Material for this task: Begin
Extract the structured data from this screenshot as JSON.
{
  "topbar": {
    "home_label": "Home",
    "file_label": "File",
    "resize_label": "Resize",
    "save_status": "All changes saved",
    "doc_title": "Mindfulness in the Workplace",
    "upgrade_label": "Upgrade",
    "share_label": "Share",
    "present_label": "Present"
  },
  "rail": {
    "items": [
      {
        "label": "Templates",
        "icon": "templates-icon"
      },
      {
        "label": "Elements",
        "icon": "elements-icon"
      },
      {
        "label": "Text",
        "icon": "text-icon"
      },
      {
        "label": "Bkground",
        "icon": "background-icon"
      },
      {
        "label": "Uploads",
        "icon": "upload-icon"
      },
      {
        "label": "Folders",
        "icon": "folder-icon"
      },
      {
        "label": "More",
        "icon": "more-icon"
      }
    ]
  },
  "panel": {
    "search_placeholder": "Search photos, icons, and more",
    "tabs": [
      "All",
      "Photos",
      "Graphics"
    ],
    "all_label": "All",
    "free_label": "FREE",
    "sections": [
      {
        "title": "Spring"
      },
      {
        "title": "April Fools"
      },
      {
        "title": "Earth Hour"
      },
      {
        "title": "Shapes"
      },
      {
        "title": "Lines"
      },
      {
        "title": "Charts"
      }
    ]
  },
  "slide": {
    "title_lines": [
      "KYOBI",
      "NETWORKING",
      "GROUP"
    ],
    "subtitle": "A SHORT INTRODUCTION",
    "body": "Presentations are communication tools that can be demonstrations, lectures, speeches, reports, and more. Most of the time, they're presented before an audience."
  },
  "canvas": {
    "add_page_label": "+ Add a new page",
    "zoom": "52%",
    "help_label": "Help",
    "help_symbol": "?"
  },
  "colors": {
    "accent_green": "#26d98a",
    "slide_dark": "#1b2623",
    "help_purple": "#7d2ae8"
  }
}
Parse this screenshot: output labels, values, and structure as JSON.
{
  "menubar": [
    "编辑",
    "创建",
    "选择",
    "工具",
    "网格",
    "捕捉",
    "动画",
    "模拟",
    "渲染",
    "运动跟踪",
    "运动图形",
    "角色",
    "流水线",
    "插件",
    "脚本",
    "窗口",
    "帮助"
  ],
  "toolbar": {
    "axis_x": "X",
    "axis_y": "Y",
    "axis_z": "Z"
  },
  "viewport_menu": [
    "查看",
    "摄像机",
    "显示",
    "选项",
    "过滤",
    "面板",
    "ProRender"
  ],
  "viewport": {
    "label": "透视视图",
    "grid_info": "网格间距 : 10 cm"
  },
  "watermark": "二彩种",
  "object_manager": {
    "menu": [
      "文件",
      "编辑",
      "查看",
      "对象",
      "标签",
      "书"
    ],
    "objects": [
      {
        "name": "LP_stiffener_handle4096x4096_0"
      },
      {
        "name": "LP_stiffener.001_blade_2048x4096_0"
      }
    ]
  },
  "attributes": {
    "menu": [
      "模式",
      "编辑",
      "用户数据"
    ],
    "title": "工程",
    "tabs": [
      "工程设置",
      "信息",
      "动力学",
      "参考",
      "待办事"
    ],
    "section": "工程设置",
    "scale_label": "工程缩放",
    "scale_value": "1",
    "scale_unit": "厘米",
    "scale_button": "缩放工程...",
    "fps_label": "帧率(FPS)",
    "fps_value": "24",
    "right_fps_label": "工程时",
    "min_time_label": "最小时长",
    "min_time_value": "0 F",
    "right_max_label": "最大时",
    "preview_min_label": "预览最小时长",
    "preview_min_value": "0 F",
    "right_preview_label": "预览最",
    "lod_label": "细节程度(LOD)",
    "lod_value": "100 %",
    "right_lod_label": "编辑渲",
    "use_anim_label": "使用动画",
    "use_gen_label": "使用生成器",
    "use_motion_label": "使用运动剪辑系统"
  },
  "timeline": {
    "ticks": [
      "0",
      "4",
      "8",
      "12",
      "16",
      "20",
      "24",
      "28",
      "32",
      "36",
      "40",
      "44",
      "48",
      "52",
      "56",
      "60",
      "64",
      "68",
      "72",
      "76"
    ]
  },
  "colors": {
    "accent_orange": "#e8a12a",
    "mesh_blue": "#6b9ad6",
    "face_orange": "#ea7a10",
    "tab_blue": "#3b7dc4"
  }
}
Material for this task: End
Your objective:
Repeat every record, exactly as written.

The completed task:
Extract the structured data from this screenshot as JSON.
{
  "topbar": {
    "home_label": "Home",
    "file_label": "File",
    "resize_label": "Resize",
    "save_status": "All changes saved",
    "doc_title": "Mindfulness in the Workplace",
    "upgrade_label": "Upgrade",
    "share_label": "Share",
    "present_label": "Present"
  },
  "rail": {
    "items": [
      {
        "label": "Templates",
        "icon": "templates-icon"
      },
      {
        "label": "Elements",
        "icon": "elements-icon"
      },
      {
        "label": "Text",
        "icon": "text-icon"
      },
      {
        "label": "Bkground",
        "icon": "background-icon"
      },
      {
        "label": "Uploads",
        "icon": "upload-icon"
      },
      {
        "label": "Folders",
        "icon": "folder-icon"
      },
      {
        "label": "More",
        "icon": "more-icon"
      }
    ]
  },
  "panel": {
    "search_placeholder": "Search photos, icons, and more",
    "tabs": [
      "All",
      "Photos",
      "Graphics"
    ],
    "all_label": "All",
    "free_label": "FREE",
    "sections": [
      {
        "title": "Spring"
      },
      {
        "title": "April Fools"
      },
      {
        "title": "Earth Hour"
      },
      {
        "title": "Shapes"
      },
      {
        "title": "Lines"
      },
      {
        "title": "Charts"
      }
    ]
  },
  "slide": {
    "title_lines": [
      "KYOBI",
      "NETWORKING",
      "GROUP"
    ],
    "subtitle": "A SHORT INTRODUCTION",
    "body": "Presentations are communication tools that can be demonstrations, lectures, speeches, reports, and more. Most of the time, they're presented before an audience."
  },
  "canvas": {
    "add_page_label": "+ Add a new page",
    "zoom": "52%",
    "help_label": "Help",
    "help_symbol": "?"
  },
  "colors": {
    "accent_green": "#26d98a",
    "slide_dark": "#1b2623",
    "help_purple": "#7d2ae8"
  }
}
Parse this screenshot: output labels, values, and structure as JSON.
{
  "menubar": [
    "编辑",
    "创建",
    "选择",
    "工具",
    "网格",
    "捕捉",
    "动画",
    "模拟",
    "渲染",
    "运动跟踪",
    "运动图形",
    "角色",
    "流水线",
    "插件",
    "脚本",
    "窗口",
    "帮助"
  ],
  "toolbar": {
    "axis_x": "X",
    "axis_y": "Y",
    "axis_z": "Z"
  },
  "viewport_menu": [
    "查看",
    "摄像机",
    "显示",
    "选项",
    "过滤",
    "面板",
    "ProRender"
  ],
  "viewport": {
    "label": "透视视图",
    "grid_info": "网格间距 : 10 cm"
  },
  "watermark": "二彩种",
  "object_manager": {
    "menu": [
      "文件",
      "编辑",
      "查看",
      "对象",
      "标签",
      "书"
    ],
    "objects": [
      {
        "name": "LP_stiffener_handle4096x4096_0"
      },
      {
        "name": "LP_stiffener.001_blade_2048x4096_0"
      }
    ]
  },
  "attributes": {
    "menu": [
      "模式",
      "编辑",
      "用户数据"
    ],
    "title": "工程",
    "tabs": [
      "工程设置",
      "信息",
      "动力学",
      "参考",
      "待办事"
    ],
    "section": "工程设置",
    "scale_label": "工程缩放",
    "scale_value": "1",
    "scale_unit": "厘米",
    "scale_button": "缩放工程...",
    "fps_label": "帧率(FPS)",
    "fps_value": "24",
    "right_fps_label": "工程时",
    "min_time_label": "最小时长",
    "min_time_value": "0 F",
    "right_max_label": "最大时",
    "preview_min_label": "预览最小时长",
    "preview_min_value": "0 F",
    "right_preview_label": "预览最",
    "lod_label": "细节程度(LOD)",
    "lod_value": "100 %",
    "right_lod_label": "编辑渲",
    "use_anim_label": "使用动画",
    "use_gen_label": "使用生成器",
    "use_motion_label": "使用运动剪辑系统"
  },
  "timeline": {
    "ticks": [
      "0",
      "4",
      "8",
      "12",
      "16",
      "20",
      "24",
      "28",
      "32",
      "36",
      "40",
      "44",
      "48",
      "52",
      "56",
      "60",
      "64",
      "68",
      "72",
      "76"
    ]
  },
  "colors": {
    "accent_orange": "#e8a12a",
    "mesh_blue": "#6b9ad6",
    "face_orange": "#ea7a10",
    "tab_blue": "#3b7dc4"
  }
}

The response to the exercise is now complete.